I’m really surprised they were able to get away with a PG-13 rating with all of its dark material, which deals with subjects such as mental illness, grief, death, trauma, and explosives. While I have no issues with films that are willing to be bleak and dark, it felt like an R-rated film to me, which is high praise. I’m going to give the film three and a half stars because of the run-time. At times, it really gets bogged down and can feel tedious. In the end, this is a very enjoyable look at Batman from director Matt Reeves. The way the film is shot is absolutely brilliant. The dark, brooding cinematography and tone were very much appreciated.
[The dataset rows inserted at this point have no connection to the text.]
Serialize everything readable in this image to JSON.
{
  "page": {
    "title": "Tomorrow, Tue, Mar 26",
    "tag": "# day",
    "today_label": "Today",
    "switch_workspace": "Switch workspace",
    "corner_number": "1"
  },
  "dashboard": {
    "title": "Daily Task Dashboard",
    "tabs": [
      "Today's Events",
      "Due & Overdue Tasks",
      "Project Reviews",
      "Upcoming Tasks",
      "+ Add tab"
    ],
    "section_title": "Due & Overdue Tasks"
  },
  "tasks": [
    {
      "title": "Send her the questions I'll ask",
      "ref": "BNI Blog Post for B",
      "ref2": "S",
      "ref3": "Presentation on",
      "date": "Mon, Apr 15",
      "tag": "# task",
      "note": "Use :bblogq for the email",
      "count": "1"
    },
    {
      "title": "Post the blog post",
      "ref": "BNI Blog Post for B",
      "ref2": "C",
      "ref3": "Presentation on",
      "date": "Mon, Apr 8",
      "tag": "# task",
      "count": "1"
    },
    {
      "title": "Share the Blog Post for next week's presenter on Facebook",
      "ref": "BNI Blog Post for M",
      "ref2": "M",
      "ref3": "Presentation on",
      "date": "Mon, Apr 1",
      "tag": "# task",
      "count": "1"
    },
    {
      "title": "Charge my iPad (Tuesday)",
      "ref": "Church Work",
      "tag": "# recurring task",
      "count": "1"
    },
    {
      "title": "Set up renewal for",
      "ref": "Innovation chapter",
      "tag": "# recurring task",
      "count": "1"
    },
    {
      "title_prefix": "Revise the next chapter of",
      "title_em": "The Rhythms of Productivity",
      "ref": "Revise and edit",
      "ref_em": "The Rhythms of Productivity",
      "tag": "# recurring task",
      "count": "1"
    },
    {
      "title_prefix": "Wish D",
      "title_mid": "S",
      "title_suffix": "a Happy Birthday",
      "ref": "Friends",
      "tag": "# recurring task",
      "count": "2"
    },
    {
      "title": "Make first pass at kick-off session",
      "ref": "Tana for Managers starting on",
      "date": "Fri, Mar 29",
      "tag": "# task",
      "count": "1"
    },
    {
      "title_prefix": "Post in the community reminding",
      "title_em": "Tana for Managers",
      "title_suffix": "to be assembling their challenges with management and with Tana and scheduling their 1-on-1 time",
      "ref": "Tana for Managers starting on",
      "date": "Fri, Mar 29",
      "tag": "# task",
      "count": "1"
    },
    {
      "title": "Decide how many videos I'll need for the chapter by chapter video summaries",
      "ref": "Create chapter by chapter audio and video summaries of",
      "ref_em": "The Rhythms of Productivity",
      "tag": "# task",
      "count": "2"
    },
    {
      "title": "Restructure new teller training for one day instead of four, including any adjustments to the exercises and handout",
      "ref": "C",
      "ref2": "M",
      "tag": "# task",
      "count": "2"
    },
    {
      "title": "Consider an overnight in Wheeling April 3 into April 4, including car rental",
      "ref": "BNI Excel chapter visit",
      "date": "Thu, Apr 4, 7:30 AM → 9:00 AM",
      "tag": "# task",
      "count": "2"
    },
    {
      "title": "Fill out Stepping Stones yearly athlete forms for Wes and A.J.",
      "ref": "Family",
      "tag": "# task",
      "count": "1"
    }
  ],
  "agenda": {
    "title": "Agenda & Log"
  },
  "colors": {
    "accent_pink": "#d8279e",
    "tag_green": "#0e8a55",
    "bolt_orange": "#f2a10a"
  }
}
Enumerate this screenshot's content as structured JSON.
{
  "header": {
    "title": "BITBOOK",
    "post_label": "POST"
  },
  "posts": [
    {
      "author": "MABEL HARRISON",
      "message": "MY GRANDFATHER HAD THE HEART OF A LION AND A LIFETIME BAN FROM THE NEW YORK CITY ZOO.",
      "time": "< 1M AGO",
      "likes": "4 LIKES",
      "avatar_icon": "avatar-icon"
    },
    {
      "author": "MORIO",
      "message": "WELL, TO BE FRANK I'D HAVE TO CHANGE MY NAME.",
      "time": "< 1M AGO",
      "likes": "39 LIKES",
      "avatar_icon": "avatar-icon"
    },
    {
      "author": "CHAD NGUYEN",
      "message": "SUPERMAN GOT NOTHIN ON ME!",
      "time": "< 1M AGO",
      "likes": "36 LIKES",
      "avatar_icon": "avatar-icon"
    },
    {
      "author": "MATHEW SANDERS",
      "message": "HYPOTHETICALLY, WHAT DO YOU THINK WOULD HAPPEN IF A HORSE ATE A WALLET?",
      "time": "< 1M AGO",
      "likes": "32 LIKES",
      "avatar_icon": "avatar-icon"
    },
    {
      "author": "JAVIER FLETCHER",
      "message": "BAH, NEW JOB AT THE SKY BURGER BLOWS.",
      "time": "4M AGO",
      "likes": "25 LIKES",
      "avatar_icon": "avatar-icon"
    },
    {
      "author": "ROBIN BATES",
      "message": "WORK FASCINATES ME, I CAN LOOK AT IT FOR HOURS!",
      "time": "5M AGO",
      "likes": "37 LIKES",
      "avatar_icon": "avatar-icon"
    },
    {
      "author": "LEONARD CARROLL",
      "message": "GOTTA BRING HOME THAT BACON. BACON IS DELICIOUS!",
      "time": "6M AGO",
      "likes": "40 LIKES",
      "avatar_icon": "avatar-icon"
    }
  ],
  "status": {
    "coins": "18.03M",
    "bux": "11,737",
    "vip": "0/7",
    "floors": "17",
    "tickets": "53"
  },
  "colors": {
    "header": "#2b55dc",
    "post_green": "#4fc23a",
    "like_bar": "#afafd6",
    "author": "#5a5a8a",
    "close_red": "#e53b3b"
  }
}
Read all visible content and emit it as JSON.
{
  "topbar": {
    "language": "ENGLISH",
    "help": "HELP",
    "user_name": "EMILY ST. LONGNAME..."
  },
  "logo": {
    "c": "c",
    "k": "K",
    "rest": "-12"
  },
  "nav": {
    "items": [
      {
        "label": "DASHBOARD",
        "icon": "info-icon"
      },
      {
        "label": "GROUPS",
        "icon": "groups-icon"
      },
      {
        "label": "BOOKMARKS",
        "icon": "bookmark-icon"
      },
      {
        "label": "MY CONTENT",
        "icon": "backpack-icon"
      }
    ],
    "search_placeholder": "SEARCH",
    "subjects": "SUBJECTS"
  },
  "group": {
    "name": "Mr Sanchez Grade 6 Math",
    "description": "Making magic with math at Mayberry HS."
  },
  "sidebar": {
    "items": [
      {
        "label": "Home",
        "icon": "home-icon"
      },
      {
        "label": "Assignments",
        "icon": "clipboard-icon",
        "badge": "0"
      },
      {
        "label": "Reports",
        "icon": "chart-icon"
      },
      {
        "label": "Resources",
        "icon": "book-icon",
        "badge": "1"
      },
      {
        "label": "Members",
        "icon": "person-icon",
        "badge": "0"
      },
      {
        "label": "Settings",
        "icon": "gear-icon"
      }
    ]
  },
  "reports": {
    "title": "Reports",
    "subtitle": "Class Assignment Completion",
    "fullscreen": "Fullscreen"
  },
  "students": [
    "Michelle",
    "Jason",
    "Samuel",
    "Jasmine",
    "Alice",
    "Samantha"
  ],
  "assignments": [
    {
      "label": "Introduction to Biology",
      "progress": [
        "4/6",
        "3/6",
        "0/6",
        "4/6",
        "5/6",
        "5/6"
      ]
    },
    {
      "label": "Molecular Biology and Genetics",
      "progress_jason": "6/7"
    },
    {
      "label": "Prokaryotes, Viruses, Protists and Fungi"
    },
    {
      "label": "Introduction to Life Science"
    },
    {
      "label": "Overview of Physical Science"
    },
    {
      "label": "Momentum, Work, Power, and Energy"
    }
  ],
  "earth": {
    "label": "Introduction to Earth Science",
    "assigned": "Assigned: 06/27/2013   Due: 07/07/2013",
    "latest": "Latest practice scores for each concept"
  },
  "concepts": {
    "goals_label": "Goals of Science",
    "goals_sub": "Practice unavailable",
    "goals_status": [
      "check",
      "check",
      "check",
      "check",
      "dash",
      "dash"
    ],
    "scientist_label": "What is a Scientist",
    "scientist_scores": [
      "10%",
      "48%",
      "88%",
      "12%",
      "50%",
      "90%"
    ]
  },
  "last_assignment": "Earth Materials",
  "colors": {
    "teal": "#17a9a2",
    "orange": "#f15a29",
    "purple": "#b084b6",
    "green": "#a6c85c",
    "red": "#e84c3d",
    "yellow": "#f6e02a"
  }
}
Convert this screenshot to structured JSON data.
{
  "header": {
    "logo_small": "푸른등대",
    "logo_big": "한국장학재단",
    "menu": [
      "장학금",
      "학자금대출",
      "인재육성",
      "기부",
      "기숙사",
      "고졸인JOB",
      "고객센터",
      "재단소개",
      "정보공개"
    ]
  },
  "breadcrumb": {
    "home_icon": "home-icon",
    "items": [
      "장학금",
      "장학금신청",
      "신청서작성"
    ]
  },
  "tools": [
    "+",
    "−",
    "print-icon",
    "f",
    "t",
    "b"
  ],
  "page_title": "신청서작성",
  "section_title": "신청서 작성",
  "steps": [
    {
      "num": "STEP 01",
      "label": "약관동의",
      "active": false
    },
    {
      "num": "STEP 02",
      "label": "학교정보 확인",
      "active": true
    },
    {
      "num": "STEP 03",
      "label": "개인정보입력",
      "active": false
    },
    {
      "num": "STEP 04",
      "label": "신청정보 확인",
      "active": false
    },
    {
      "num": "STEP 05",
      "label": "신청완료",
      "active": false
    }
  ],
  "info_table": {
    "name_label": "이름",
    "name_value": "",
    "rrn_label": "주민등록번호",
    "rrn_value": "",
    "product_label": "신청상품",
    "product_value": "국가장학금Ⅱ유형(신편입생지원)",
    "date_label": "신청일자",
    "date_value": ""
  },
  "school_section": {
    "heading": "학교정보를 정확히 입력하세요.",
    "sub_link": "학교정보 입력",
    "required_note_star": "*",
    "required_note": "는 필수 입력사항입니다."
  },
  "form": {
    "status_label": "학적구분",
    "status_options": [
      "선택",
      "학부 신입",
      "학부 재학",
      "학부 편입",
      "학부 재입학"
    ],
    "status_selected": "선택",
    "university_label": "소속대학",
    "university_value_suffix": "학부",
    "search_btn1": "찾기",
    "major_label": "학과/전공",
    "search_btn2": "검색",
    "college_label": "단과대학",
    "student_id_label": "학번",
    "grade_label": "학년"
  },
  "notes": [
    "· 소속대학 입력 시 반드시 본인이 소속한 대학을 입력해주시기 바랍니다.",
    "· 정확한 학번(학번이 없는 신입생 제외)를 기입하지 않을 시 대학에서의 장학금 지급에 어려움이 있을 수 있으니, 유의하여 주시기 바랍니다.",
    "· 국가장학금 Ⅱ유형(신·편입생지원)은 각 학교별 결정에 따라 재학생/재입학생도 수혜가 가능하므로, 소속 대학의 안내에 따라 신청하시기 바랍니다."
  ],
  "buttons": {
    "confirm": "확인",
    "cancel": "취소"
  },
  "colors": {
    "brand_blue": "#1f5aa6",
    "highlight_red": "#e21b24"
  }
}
I really, really liked “The Batman.”
* * * ½ out of * * * *
4K Info: “The Batman” is released on a three-disc 4K Combo Pack from Warner Brothers Home Entertainment. It has a running time of 176 minutes and is rated PG-13 for strong violence and disturbing content, drug content, some language, and some suggestive material. One disc is the 4K, another disc is the Blu-ray, and there is an entire Blu-ray disc devoted to the special features, which are over two hours long!
Video Info: Released in 2160p Ultra High Definition, “The Batman” is simply stunning with its dark black imagery. It’s a remarkable 4K, and it’s exactly why the format is really finding its way into the homes of more hardcore film collectors. The film also comes with Dolby Vision. You won’t be disappointed by a single scene in this film. It’s breathtaking. For the Blu-ray, you get your usual 1080p High Definition. The special features come on a separate Blu-ray disc as mentioned earlier.
Audio Info: For the 4K and Blu-ray, you receive the following audio formats: Dolby Atmos-TrueHD: English, Dolby Digital: English Descriptive Audio, English, French, and Spanish. Subtitles are also in English, Spanish, and French.
Vengeance in the Making: A Making-of Documentary Featuring Cast and Crew
Deleted scenes with director’s commentary
Anatomy of a Car Chase featuring the Batmobile
The Batman: Genesis
Even though the film is incredibly lengthy, I’d love to watch it again. I really liked the direction they went with this film as far as the Riddler having an agenda behind his killings. I also thought the moral dilemma and the code Batman lives by was really tested throughout the film. It’s an impressive movie. I’m not going to discredit the work of Robert Pattinson in the film, as I thought he did a fine job, but it did feel like the film really didn’t allow him to show off more of his acting chops. He’s really hiding behind the Batman character. This might have been by design. However, I would have loved to have seen a performance that rivaled the film. Once again, maybe it was not the intention of the filmmaker or the people behind the film. Still, if you enjoy your superhero movies with a dark edge to them, you will not be disappointed by “The Batman.” There is no stone left unturned with the special features as well. Without question, this is a day-one purchase at your local retailer. I can’t wait to see what they come up with for the sequels.
**Disclaimer** I received a 4K/Blu-ray copy of this film from Warner Brothers to review for free. The opinions and statements in the review are mine and mine alone.